--- DATA FOR THE TASK Enclosed Below ---

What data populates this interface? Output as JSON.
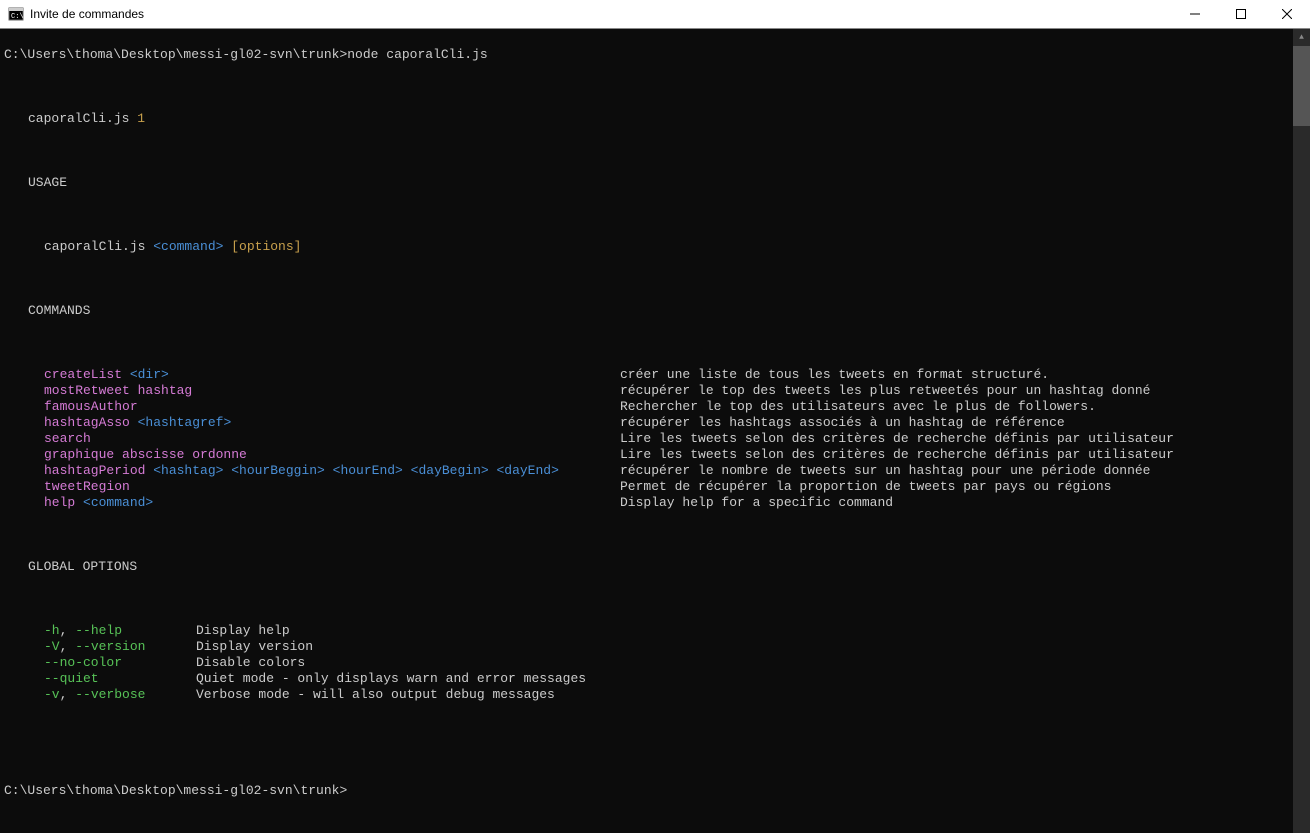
{
  "window": {
    "title": "Invite de commandes"
  },
  "prompt1": "C:\\Users\\thoma\\Desktop\\messi-gl02-svn\\trunk>node caporalCli.js",
  "prompt2": "C:\\Users\\thoma\\Desktop\\messi-gl02-svn\\trunk>",
  "header": {
    "name": "caporalCli.js",
    "ver": "1"
  },
  "sections": {
    "usage": "USAGE",
    "commands": "COMMANDS",
    "globalOptions": "GLOBAL OPTIONS"
  },
  "usageLine": {
    "prog": "caporalCli.js ",
    "cmd": "<command>",
    "opts": " [options]"
  },
  "commands": [
    {
      "name": "createList ",
      "arg": "<dir>",
      "desc": "créer une liste de tous les tweets en format structuré."
    },
    {
      "name": "mostRetweet hashtag",
      "arg": "",
      "desc": "récupérer le top des tweets les plus retweetés pour un hashtag donné"
    },
    {
      "name": "famousAuthor",
      "arg": "",
      "desc": "Rechercher le top des utilisateurs avec le plus de followers."
    },
    {
      "name": "hashtagAsso ",
      "arg": "<hashtagref>",
      "desc": "récupérer les hashtags associés à un hashtag de référence"
    },
    {
      "name": "search",
      "arg": "",
      "desc": "Lire les tweets selon des critères de recherche définis par utilisateur"
    },
    {
      "name": "graphique abscisse ordonne",
      "arg": "",
      "desc": "Lire les tweets selon des critères de recherche définis par utilisateur"
    },
    {
      "name": "hashtagPeriod ",
      "arg": "<hashtag> <hourBeggin> <hourEnd> <dayBegin> <dayEnd>",
      "desc": "récupérer le nombre de tweets sur un hashtag pour une période donnée"
    },
    {
      "name": "tweetRegion",
      "arg": "",
      "desc": "Permet de récupérer la proportion de tweets par pays ou régions"
    },
    {
      "name": "help ",
      "arg": "<command>",
      "desc": "Display help for a specific command"
    }
  ],
  "globalOptions": [
    {
      "short": "-h",
      "sep": ", ",
      "long": "--help",
      "desc": "Display help"
    },
    {
      "short": "-V",
      "sep": ", ",
      "long": "--version",
      "desc": "Display version"
    },
    {
      "short": "",
      "sep": "",
      "long": "--no-color",
      "desc": "Disable colors"
    },
    {
      "short": "",
      "sep": "",
      "long": "--quiet",
      "desc": "Quiet mode - only displays warn and error messages"
    },
    {
      "short": "-v",
      "sep": ", ",
      "long": "--verbose",
      "desc": "Verbose mode - will also output debug messages"
    }
  ]
}
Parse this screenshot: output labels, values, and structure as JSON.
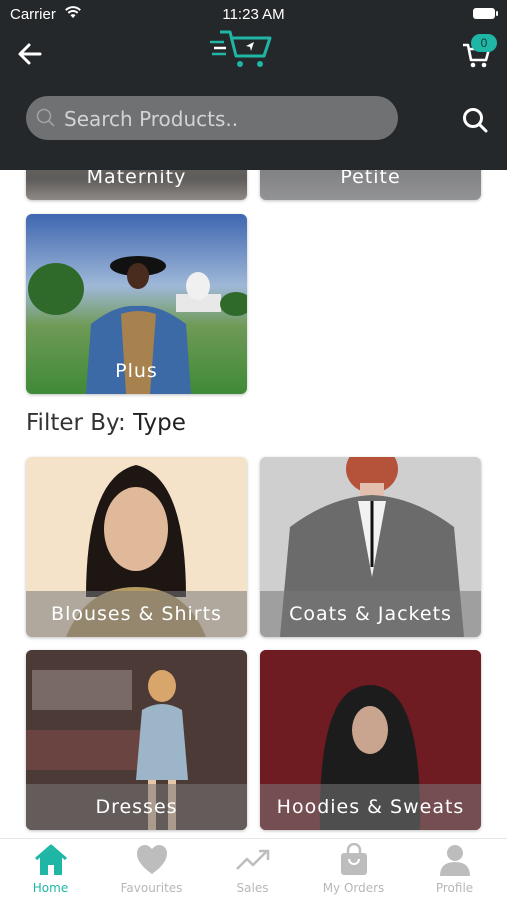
{
  "status_bar": {
    "carrier": "Carrier",
    "time": "11:23 AM"
  },
  "header": {
    "cart_count": "0"
  },
  "search": {
    "placeholder": "Search Products.."
  },
  "categories_top": [
    {
      "label": "Maternity"
    },
    {
      "label": "Petite"
    },
    {
      "label": "Plus"
    }
  ],
  "filter": {
    "prefix": "Filter By:",
    "value": "Type"
  },
  "types": [
    {
      "label": "Blouses & Shirts"
    },
    {
      "label": "Coats & Jackets"
    },
    {
      "label": "Dresses"
    },
    {
      "label": "Hoodies & Sweats"
    }
  ],
  "tabs": [
    {
      "label": "Home",
      "icon": "home-icon",
      "active": true
    },
    {
      "label": "Favourites",
      "icon": "heart-icon",
      "active": false
    },
    {
      "label": "Sales",
      "icon": "trend-icon",
      "active": false
    },
    {
      "label": "My Orders",
      "icon": "bag-icon",
      "active": false
    },
    {
      "label": "Profile",
      "icon": "user-icon",
      "active": false
    }
  ],
  "colors": {
    "accent": "#1fb6a6",
    "header_bg": "#25282a",
    "search_bg": "#6f7173",
    "inactive_tab": "#b7b7b7"
  }
}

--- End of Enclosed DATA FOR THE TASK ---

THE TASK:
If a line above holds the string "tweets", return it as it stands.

COMPLETED TASK:
      "desc": "créer une liste de tous les tweets en format structuré."
      "desc": "récupérer le top des tweets les plus retweetés pour un hashtag donné"
      "desc": "Lire les tweets selon des critères de recherche définis par utilisateur"
      "desc": "Lire les tweets selon des critères de recherche définis par utilisateur"
      "desc": "récupérer le nombre de tweets sur un hashtag pour une période donnée"
      "desc": "Permet de récupérer la proportion de tweets par pays ou régions"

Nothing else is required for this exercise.